Work task:
What follows is a set of records; give them all back exactly.

Stored entries:
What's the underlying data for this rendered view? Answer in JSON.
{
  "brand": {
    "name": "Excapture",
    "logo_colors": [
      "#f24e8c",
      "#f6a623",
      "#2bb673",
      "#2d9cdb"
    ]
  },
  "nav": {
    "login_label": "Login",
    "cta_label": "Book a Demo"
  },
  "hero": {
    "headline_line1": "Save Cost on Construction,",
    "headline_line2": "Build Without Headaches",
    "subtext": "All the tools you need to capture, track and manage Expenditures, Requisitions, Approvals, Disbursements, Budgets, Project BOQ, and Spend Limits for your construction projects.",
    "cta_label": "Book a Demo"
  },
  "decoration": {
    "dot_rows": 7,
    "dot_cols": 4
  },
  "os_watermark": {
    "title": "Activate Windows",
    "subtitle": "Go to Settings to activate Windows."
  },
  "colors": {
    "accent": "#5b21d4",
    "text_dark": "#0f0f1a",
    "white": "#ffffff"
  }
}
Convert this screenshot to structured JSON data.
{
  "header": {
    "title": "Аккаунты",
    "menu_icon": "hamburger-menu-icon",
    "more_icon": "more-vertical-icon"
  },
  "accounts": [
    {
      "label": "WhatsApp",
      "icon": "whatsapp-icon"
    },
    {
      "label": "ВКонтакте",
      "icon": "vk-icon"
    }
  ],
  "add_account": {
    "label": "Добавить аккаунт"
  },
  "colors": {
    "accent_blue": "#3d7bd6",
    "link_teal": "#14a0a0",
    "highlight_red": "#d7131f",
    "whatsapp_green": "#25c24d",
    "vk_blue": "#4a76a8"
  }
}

Answer space:
What's the underlying data for this rendered view? Answer in JSON.
{
  "brand": {
    "name": "Excapture",
    "logo_colors": [
      "#f24e8c",
      "#f6a623",
      "#2bb673",
      "#2d9cdb"
    ]
  },
  "nav": {
    "login_label": "Login",
    "cta_label": "Book a Demo"
  },
  "hero": {
    "headline_line1": "Save Cost on Construction,",
    "headline_line2": "Build Without Headaches",
    "subtext": "All the tools you need to capture, track and manage Expenditures, Requisitions, Approvals, Disbursements, Budgets, Project BOQ, and Spend Limits for your construction projects.",
    "cta_label": "Book a Demo"
  },
  "decoration": {
    "dot_rows": 7,
    "dot_cols": 4
  },
  "os_watermark": {
    "title": "Activate Windows",
    "subtitle": "Go to Settings to activate Windows."
  },
  "colors": {
    "accent": "#5b21d4",
    "text_dark": "#0f0f1a",
    "white": "#ffffff"
  }
}
Convert this screenshot to structured JSON data.
{
  "header": {
    "title": "Аккаунты",
    "menu_icon": "hamburger-menu-icon",
    "more_icon": "more-vertical-icon"
  },
  "accounts": [
    {
      "label": "WhatsApp",
      "icon": "whatsapp-icon"
    },
    {
      "label": "ВКонтакте",
      "icon": "vk-icon"
    }
  ],
  "add_account": {
    "label": "Добавить аккаунт"
  },
  "colors": {
    "accent_blue": "#3d7bd6",
    "link_teal": "#14a0a0",
    "highlight_red": "#d7131f",
    "whatsapp_green": "#25c24d",
    "vk_blue": "#4a76a8"
  }
}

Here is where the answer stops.